  • $1.3 billion from distributors, $300 million from Johnson & Johnson

Fund Distribution

  • State and local governments may each receive up to 55% of funds


  • Funds from three distributors will be paid over 17.5 years
  • Funds from Johnson & Johnson will be paid over 9 years

Application Process

  • Not established

Spending So Far

  • NA

Key Contacts

  • Governor Ron DeSantis, GovernorRon.Desantis@eog.myflorida.com, 800-342-3557
  • Attorney General Ashley Moody, contact form, 1-866-966-7226
  • Kylie Mason, Communications Director, Florida Office of the Attorney General, (850)-245-0150

Key Links

How About Your County?

To get a quick overview of the resources available in your county, including gaps that may need to be addressed, visit the Recovery Ecosystem Index Map developed through a partnership between the Fletcher Group Rural Center of Excellence, the NORC Walsh Center at the University of Chicago, and East Tennessee State University.

Need More Info?


A year in the making by a staff of ten, the Fletcher Group’s 82-page Recovery Housing Landscape Report provides an in-depth overview of the most recent laws, policies, and funding affecting recovery housing.
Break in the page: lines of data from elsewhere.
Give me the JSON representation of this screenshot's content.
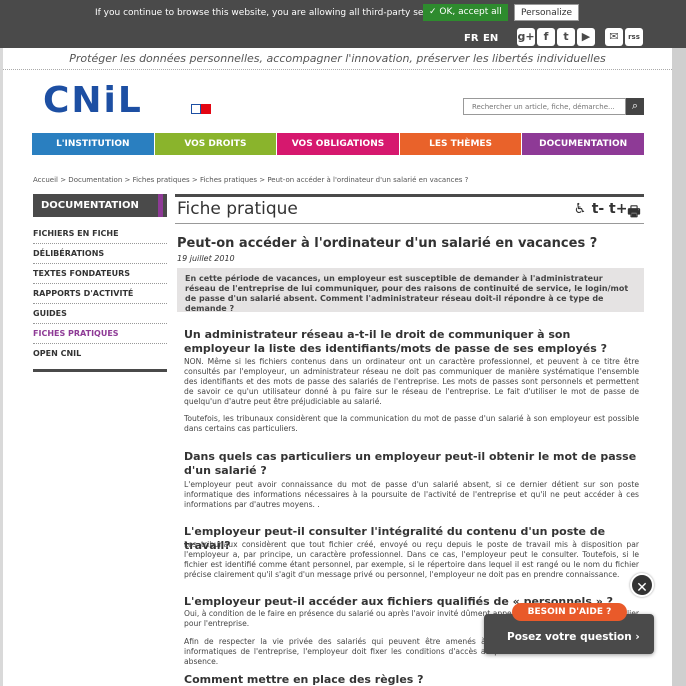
{
  "cookie": {
    "text": "If you continue to browse this website, you are allowing all third-party services",
    "accept_label": "✓ OK, accept all",
    "personalize_label": "Personalize"
  },
  "header": {
    "lang_fr": "FR",
    "lang_en": "EN",
    "social": [
      "g+",
      "f",
      "t",
      "▶",
      "✉",
      "rss"
    ],
    "tagline": "Protéger les données personnelles, accompagner l'innovation, préserver les libertés individuelles",
    "logo_text": "CNiL",
    "search_placeholder": "Rechercher un article, fiche, démarche..."
  },
  "nav": {
    "items": [
      {
        "label": "L'institution",
        "color": "#2a7fc0"
      },
      {
        "label": "Vos droits",
        "color": "#8ab42c"
      },
      {
        "label": "Vos obligations",
        "color": "#d6186e"
      },
      {
        "label": "Les thèmes",
        "color": "#e9622a"
      },
      {
        "label": "Documentation",
        "color": "#8e3a96"
      }
    ]
  },
  "breadcrumb": "Accueil > Documentation > Fiches pratiques > Fiches pratiques > Peut-on accéder à l'ordinateur d'un salarié en vacances ?",
  "sidebar": {
    "title": "DOCUMENTATION",
    "items": [
      {
        "label": "FICHIERS EN FICHE",
        "active": false
      },
      {
        "label": "DÉLIBÉRATIONS",
        "active": false
      },
      {
        "label": "TEXTES FONDATEURS",
        "active": false
      },
      {
        "label": "RAPPORTS D'ACTIVITÉ",
        "active": false
      },
      {
        "label": "GUIDES",
        "active": false
      },
      {
        "label": "FICHES PRATIQUES",
        "active": true
      },
      {
        "label": "OPEN CNIL",
        "active": false
      }
    ]
  },
  "main": {
    "section_title": "Fiche pratique",
    "tools": [
      "♿",
      "t-",
      "t+",
      "🖶"
    ],
    "article_title": "Peut-on accéder à l'ordinateur d'un salarié en vacances ?",
    "date": "19 juillet 2010",
    "chapo": "En cette période de vacances, un employeur est susceptible de demander à l'administrateur réseau de l'entreprise de lui communiquer, pour des raisons de continuité de service, le login/mot de passe d'un salarié absent. Comment l'administrateur réseau doit-il répondre à ce type de demande ?",
    "h1": "Un administrateur réseau a-t-il le droit de communiquer à son employeur la liste des identifiants/mots de passe de ses employés ?",
    "p1": "NON. Même si les fichiers contenus dans un ordinateur ont un caractère professionnel, et peuvent à ce titre être consultés par l'employeur, un administrateur réseau ne doit pas communiquer de manière systématique l'ensemble des identifiants et des mots de passe des salariés de l'entreprise. Les mots de passes sont personnels et permettent de savoir ce qu'un utilisateur donné à pu faire sur le réseau de l'entreprise. Le fait d'utiliser le mot de passe de quelqu'un d'autre peut être préjudiciable au salarié.",
    "p2": "Toutefois, les tribunaux considèrent que la communication du mot de passe d'un salarié à son employeur est possible dans certains cas particuliers.",
    "h2": "Dans quels cas particuliers un employeur peut-il obtenir le mot de passe d'un salarié ?",
    "p3": "L'employeur peut avoir connaissance du mot de passe d'un salarié absent, si ce dernier détient sur son poste informatique des informations nécessaires à la poursuite de l'activité de l'entreprise et qu'il ne peut accéder à ces informations par d'autres moyens. .",
    "h3": "L'employeur peut-il consulter l'intégralité du contenu d'un poste de travail?",
    "p4": "Les tribunaux considèrent que tout fichier créé, envoyé ou reçu depuis le poste de travail mis à disposition par l'employeur a, par principe, un caractère professionnel. Dans ce cas, l'employeur peut le consulter. Toutefois, si le fichier est identifié comme étant personnel, par exemple, si le répertoire dans lequel il est rangé ou le nom du fichier précise clairement qu'il s'agit d'un message privé ou personnel, l'employeur ne doit pas en prendre connaissance.",
    "h4": "L'employeur peut-il accéder aux fichiers qualifiés de « personnels » ?",
    "p5": "Oui, à condition de le faire en présence du salarié ou après l'avoir invité dûment appelé, ou en cas de risque particulier pour l'entreprise.",
    "p6": "Afin de respecter la vie privée des salariés qui peuvent être amenés à faire un usage personnel des outils informatiques de l'entreprise, l'employeur doit fixer les conditions d'accès au poste de travail des salariés en leur absence.",
    "h5": "Comment mettre en place des règles ?"
  },
  "help": {
    "badge": "BESOIN D'AIDE ?",
    "text": "Posez votre question ›",
    "close": "✕"
  }
}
You’ll find sections devoted to state laws, SAMHSA funding, Medicaid, corrections, and housing assistance plus numerous links to valuable resources and official documents. To see the complete downloadable report, click the image to the left.

This web page is supported by the Health Resources and Services Administration (HRSA) of the U.S. Department of Health and Human Services (HHS) as part of an award totaling $13.7 million with 0% financed with non-governmental sources.

The contents are those of the author(s) and do not necessarily represent the official views of, nor an endorsement, by HRSA, HHS, or the U.S. Government.